* **Prompt**:
What is needed is a faithful copy of all the records.

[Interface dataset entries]
☆ ☆ ☆ ☆ ☆

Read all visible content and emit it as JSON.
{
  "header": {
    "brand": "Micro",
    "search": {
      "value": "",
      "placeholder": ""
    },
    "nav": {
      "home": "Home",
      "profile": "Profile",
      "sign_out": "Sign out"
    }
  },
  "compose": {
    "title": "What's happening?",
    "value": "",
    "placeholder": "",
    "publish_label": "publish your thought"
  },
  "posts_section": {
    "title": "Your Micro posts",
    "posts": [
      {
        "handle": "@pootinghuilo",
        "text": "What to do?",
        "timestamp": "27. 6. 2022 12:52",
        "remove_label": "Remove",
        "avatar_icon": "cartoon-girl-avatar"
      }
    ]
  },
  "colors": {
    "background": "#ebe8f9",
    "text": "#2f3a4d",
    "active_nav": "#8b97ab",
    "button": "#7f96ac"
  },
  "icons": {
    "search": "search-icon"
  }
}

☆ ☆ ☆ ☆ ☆

* **Task answer**:
Read all visible content and emit it as JSON.
{
  "header": {
    "brand": "Micro",
    "search": {
      "value": "",
      "placeholder": ""
    },
    "nav": {
      "home": "Home",
      "profile": "Profile",
      "sign_out": "Sign out"
    }
  },
  "compose": {
    "title": "What's happening?",
    "value": "",
    "placeholder": "",
    "publish_label": "publish your thought"
  },
  "posts_section": {
    "title": "Your Micro posts",
    "posts": [
      {
        "handle": "@pootinghuilo",
        "text": "What to do?",
        "timestamp": "27. 6. 2022 12:52",
        "remove_label": "Remove",
        "avatar_icon": "cartoon-girl-avatar"
      }
    ]
  },
  "colors": {
    "background": "#ebe8f9",
    "text": "#2f3a4d",
    "active_nav": "#8b97ab",
    "button": "#7f96ac"
  },
  "icons": {
    "search": "search-icon"
  }
}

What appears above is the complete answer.